While his avatar acts and interacts on Pandora, the human Jake, in a semi-comatose state inside the tube, feels the emotions of his avatar. The scientists involved in this venture want to learn more about Pandora and the Nav’i, while the industrialists financing the project are eager to get hold of Pandora’s valuable natural resource, the mineral Unobtainium, which can save earth from an energy crisis. While the Nav’i are constantly in danger from the predatory animals that live in their forest, they also see the natural world as their link to the divine mother, Eywa. Eventually, the earthly military forces travel to Pandora to destroy its people and capture the Unobtainium, and a mighty battle ensues.
Some have seen the film as a parable of our mistreatment of the environment, others as a critique of the disastrous link between industry, technology and militarism, (particularly as found in the Bush Doctrine of the pre-emptive strike) and U.S. imperialism in general. I am partial to the latter interpretation, but (spoiler alert!) I differ with the feminist critics who find that the Nav’i heroine and love interest Neytiri (Zoë Saldana) is presented stereotypically as less muscular than the male avatar and therefore weaker. Without providing an exegesis on the body types of, say, Serena Williams vs. Peyton Manning, I found it refreshing that Neytiri is presented as a fierce warrior, that she is the expert who teaches Jake necessary survival skills and battle maneuvers, that her dying father passes on the leadership of the tribe to her, and that eventually she saves the life not only of Jake’s avatar but also the human Jake as well. The frequent villains of science-fiction literature and film, the scientists themselves, are also presented positively in the person of the lead scientist, Grace Augustine (Sigourney Weaver), who eventually shares Jake’s admiration for the ways of the Nav’i and attempts to protect them.
Such is the current cultural prominence of “Avatar” that even the Vatican has weighed in with observations. Gaetano Vallini, a film reviewer for the Vatican newspaper, L’Osservatore Romano, praised the film’s “stupefying, enchanting technology.” However, he termed the screenplay unoriginal and “standardized” and felt that the film’s sentimentality diverts viewers from “more thoughtful observations on militarism, imperialism, and environmentalism.” What has drawn considerably more attention is his comment that the film “gets bogged down by a spiritualism linked to the worship of nature.”
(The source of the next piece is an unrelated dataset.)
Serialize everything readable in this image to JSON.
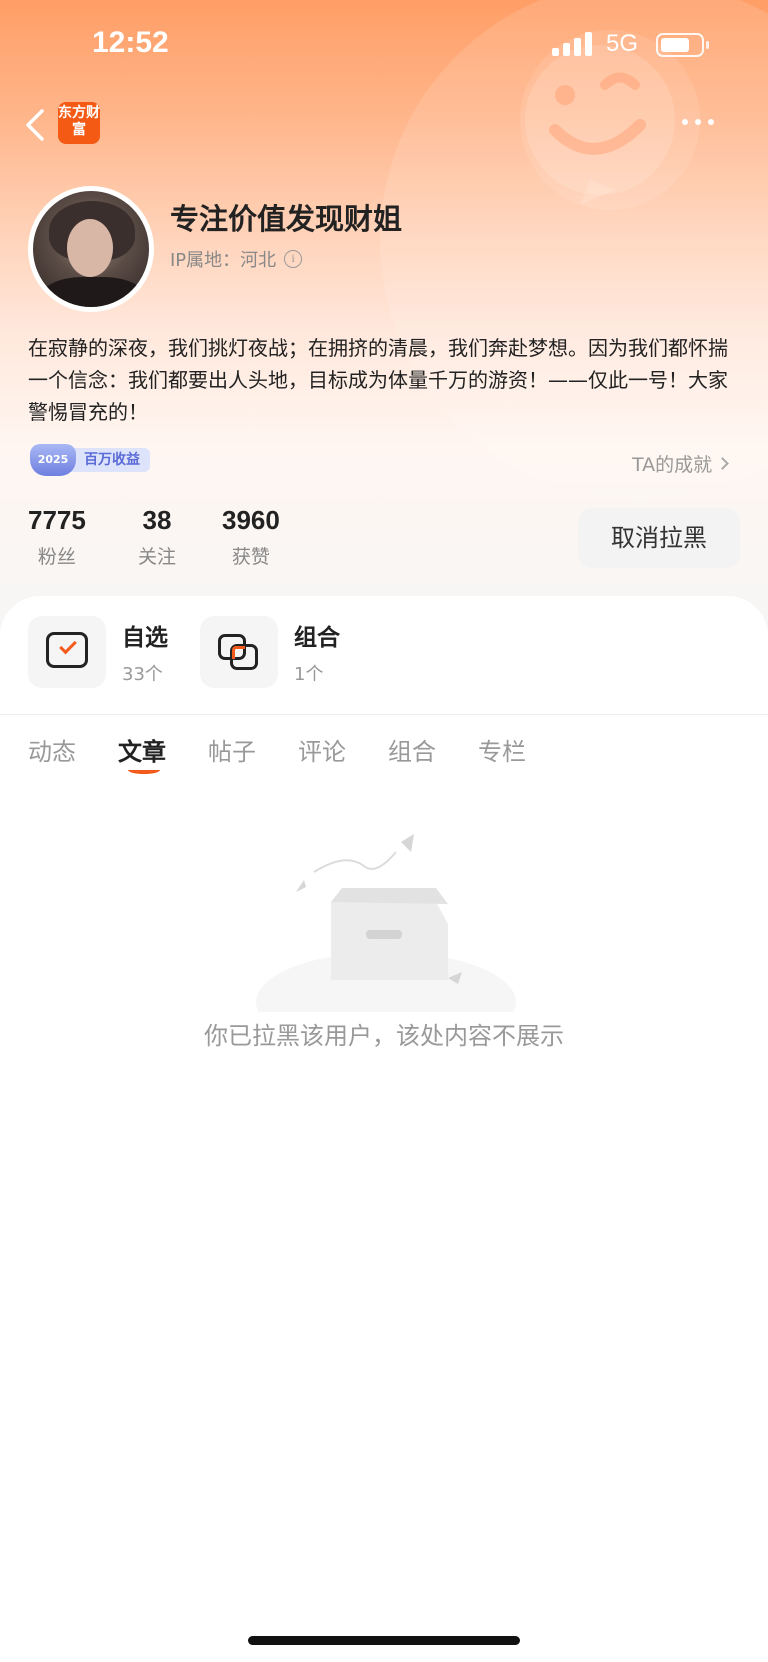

But, in my opinion, the religious beliefs and practices of the Nav’i are not genuinely pantheistic; they are closer to the Transcendentalism of Emerson and Thoreau, and their Catholic contemporary, Orestes Brownson, who saw nature as a powerful link to the divine—for Emerson that would be the Christian God; for the Nav’i, it is the compassionate Mother Goddess, Eywa, to whom they pray for victory, for healing and even for resuscitation from death.
“Avatar” is a glorious cinematic achievement. Vallini put it mildly when he said in one interview, “The show is worth the price of the ticket.” Yes, and then some. It illustrates what Emerson, at the conclusion of his essay “Nature,” proclaimed as one of the goals of Transcendentalism: “We shall look at the world with new eyes.”